This is why the meta description is so important. You’re not going to get anyone clicking on your blog link if you’re providing a vague, incomplete or inaccurate summary of the page’s contents. You need to approach your meta descriptions strategically and there are some easy ways to make sure they’re always properly optimized.
Don’t Live and Die by the Character Count
This might sound somewhat counterintuitive since we just told you about how Google went back to their old character count for meta descriptions — but don’t get too caught up in the numbers.
Meta descriptions should always be concise. Whether you’re given 150 or 350 characters to work with, you have to make sure that every single word serves a purpose. If that means it’s a little longer or shorter, so be it.
Just because Google gives you the opportunity to write a certain amount of characters, you don’t have to hit that exact number. In fact, you should always try to make your meta description as succinct as possible and leave out any extra words that might bog your summary down.
Choose Your Words Wisely
When you’re reading a news article and it doesn’t grab your attention within the first line or two — chances are you’re not going to read it.
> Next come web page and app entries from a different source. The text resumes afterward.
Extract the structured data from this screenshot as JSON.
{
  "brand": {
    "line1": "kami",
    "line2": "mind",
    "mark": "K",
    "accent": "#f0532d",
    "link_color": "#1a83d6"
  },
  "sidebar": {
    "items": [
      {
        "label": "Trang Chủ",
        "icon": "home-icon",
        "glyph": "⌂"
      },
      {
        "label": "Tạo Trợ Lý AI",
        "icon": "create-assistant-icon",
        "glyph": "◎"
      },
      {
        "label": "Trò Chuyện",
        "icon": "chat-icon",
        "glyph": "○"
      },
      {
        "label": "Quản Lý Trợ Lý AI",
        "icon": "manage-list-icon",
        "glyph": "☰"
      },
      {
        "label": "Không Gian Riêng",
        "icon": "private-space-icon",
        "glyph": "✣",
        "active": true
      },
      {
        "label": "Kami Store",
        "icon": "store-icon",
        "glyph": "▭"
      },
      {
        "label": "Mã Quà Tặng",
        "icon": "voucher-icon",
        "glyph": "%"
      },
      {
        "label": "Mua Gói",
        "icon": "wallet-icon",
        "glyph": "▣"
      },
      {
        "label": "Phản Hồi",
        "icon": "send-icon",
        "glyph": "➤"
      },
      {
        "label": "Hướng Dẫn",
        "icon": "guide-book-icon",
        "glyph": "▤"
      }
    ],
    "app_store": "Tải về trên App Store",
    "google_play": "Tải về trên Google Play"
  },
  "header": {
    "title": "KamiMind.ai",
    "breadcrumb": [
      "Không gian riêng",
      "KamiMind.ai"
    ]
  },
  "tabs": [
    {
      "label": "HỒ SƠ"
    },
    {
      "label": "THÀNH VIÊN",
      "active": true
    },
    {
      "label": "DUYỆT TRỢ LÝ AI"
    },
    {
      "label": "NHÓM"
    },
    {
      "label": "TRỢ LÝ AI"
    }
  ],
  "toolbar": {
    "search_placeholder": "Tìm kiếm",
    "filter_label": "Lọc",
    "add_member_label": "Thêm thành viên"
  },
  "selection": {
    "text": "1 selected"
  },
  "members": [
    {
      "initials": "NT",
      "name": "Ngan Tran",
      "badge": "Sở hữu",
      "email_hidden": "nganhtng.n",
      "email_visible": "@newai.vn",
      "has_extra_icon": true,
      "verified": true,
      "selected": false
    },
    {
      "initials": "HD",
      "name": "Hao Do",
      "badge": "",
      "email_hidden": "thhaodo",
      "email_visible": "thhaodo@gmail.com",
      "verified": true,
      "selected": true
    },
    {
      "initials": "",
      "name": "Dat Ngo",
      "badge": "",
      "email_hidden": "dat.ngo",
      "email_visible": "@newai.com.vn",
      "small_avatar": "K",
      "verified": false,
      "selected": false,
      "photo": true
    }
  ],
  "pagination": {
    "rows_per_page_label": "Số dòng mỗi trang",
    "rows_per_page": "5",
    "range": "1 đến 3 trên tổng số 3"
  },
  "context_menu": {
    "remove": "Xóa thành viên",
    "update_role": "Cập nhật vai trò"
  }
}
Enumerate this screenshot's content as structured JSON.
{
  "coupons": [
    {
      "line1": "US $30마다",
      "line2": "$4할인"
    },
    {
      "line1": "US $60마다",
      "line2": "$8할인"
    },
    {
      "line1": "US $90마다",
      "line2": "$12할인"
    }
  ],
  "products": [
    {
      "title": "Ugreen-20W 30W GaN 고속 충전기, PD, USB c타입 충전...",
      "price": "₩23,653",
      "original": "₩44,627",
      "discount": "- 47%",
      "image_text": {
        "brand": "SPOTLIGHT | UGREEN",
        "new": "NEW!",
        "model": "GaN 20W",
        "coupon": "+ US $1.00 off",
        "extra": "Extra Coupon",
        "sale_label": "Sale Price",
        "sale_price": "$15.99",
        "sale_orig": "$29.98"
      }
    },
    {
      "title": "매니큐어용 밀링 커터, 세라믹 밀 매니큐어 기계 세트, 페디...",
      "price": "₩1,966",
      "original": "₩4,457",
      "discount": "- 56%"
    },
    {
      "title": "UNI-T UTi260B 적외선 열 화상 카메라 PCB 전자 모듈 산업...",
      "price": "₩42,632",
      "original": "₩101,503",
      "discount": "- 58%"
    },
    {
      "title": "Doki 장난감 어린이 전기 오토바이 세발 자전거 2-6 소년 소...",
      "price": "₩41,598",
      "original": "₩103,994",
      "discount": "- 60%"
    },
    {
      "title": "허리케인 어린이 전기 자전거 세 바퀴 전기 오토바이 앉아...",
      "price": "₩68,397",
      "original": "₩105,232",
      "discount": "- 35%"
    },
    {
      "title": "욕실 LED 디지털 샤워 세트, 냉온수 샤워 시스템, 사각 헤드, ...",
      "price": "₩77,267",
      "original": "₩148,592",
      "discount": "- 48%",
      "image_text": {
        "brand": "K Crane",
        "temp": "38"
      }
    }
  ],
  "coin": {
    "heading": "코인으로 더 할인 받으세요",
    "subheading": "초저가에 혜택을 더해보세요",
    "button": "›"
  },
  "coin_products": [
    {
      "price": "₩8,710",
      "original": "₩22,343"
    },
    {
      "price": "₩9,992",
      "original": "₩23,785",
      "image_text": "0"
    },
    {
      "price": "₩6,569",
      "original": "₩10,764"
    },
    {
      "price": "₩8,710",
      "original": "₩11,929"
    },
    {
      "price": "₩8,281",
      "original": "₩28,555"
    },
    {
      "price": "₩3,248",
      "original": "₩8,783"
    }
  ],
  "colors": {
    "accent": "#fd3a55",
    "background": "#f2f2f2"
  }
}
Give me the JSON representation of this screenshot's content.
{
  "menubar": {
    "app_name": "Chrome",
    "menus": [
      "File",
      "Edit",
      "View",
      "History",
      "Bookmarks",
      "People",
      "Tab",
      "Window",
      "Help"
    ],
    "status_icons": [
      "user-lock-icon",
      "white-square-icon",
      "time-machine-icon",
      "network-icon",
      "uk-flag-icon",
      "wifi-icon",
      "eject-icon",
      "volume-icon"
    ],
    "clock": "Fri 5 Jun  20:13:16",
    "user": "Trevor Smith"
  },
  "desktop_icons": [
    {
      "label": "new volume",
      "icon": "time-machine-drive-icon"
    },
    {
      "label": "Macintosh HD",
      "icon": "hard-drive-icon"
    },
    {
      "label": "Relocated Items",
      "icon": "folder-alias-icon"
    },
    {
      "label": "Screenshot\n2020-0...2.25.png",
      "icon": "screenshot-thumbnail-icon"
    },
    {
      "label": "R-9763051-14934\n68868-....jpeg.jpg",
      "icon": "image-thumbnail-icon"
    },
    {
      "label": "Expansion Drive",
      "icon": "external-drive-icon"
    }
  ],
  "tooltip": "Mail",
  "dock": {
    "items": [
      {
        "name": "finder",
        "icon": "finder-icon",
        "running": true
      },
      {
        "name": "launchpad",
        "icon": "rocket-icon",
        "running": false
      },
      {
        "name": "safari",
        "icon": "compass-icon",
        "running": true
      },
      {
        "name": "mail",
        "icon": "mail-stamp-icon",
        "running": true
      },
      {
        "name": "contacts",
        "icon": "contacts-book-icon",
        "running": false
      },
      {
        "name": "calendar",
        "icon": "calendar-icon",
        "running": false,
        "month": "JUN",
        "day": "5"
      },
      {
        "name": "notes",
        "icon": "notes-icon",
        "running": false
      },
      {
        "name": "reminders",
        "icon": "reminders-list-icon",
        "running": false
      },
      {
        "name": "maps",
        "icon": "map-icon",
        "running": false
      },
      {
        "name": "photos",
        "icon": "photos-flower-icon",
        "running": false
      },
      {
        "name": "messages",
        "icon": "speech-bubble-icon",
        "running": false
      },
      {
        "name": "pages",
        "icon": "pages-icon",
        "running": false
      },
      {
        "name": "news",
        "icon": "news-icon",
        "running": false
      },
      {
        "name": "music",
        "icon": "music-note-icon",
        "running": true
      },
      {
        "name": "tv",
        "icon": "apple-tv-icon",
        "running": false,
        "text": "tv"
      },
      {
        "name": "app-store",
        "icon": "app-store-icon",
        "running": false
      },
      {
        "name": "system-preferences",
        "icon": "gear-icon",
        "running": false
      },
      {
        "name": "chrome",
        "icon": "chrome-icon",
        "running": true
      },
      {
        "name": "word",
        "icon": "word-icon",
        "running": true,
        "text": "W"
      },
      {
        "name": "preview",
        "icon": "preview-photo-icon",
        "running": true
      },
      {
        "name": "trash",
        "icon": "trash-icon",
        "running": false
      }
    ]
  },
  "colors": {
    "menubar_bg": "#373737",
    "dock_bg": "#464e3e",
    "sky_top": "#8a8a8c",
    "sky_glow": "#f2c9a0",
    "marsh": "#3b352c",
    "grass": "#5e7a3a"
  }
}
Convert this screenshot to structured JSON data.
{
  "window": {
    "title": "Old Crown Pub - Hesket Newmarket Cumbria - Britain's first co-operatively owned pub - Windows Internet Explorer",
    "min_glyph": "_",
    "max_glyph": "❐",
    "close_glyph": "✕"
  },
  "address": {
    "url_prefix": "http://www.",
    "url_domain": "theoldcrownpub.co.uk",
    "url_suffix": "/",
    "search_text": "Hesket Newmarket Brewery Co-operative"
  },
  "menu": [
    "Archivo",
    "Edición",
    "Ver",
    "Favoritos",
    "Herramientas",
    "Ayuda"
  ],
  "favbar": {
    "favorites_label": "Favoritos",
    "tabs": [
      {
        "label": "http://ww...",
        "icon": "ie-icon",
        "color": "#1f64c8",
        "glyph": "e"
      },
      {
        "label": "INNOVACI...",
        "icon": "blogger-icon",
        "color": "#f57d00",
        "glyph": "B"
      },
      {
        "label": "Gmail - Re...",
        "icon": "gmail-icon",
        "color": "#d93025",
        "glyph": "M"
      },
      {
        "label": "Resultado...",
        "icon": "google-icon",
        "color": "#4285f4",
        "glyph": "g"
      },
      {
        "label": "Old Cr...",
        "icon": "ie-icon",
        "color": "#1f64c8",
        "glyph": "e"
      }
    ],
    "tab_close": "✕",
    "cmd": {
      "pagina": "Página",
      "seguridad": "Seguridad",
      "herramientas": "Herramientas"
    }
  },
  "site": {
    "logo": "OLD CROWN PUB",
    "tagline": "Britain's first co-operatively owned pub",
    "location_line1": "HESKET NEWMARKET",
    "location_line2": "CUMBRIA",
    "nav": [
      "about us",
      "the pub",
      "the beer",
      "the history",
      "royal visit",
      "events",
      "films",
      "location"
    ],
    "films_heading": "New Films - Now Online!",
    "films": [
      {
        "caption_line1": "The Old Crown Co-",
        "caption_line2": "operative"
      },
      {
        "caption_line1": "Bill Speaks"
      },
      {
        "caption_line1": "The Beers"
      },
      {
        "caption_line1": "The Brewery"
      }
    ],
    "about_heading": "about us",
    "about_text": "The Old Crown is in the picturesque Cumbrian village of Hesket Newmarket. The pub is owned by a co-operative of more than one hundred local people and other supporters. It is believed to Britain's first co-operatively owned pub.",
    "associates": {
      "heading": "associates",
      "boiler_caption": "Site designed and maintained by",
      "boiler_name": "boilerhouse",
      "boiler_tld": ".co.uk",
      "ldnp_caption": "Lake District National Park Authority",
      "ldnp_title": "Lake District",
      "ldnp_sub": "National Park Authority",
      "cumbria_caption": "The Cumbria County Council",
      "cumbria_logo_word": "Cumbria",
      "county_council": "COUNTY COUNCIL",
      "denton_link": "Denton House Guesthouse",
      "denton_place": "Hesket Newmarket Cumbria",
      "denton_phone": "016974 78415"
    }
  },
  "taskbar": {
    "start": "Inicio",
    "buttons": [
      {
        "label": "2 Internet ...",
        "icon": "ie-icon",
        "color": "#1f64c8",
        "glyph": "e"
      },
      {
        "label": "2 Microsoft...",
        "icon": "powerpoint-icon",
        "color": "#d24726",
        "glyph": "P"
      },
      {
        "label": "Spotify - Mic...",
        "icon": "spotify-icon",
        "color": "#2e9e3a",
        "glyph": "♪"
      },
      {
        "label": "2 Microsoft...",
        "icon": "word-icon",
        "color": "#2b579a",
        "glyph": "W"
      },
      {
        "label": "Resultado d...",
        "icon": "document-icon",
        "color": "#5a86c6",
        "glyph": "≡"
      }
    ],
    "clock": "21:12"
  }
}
Meta descriptions magnify that idea even more. With such a small number of words to work with, you have to make sure those words are simultaneously representing your blog post accurately and engaging the reader.
This is not the time to pull out your literature degree and add in five-dollar words. Have an active voice and focus on leading with action words such as “learn” or “create” to let the reader know there is immediate value when they click on your link.
Offer a Solution
Most people searching through Google are looking for a solution to an issue or to enhance their own knowledge base with more information.
What will the reader gain by reading your blog? If you don’t know the answer then there might be something wrong with the post itself and you should probably go back and do some rewrites.
If you’ve done your due diligence and know exactly what you want your reader to take away from your blog — why wouldn’t you highlight that? Not only does it give the reader exactly what they’re looking for, but it also makes you look like a more informed source on the subject matter.
The last thing you want is a reader scratching their head after clicking on your link and asking themselves how this blog post relates to the meta description. That’s a sure-fire way to get them to hit the “back” button in a hurry, and when they click that “back” button it is known as pogo-sticking and this has a negative impact on SEO.
When to Pull Out the Keywords
Since meta descriptions don’t directly impact SEO, there’s no point in squeezing a bunch of keywords into the copy. Not only does it not do anything to boost your Google ranking, it also looks incredibly sloppy.
That said, it’s important to tactfully include a keyword or two so that the reader can identify what they’re looking for in the search process. Google will also reward you for having a keyword in your meta description that matches the premise of your blog post. It’s a sneaky way of influencing SEO without directly doing so.
If you’re looking to not only strengthen your meta descriptions but your overall content marketing strategy, sign up for a free account to access our industry-leading content marketing software that includes visual calendars, workflows, assets libraries, and analytics.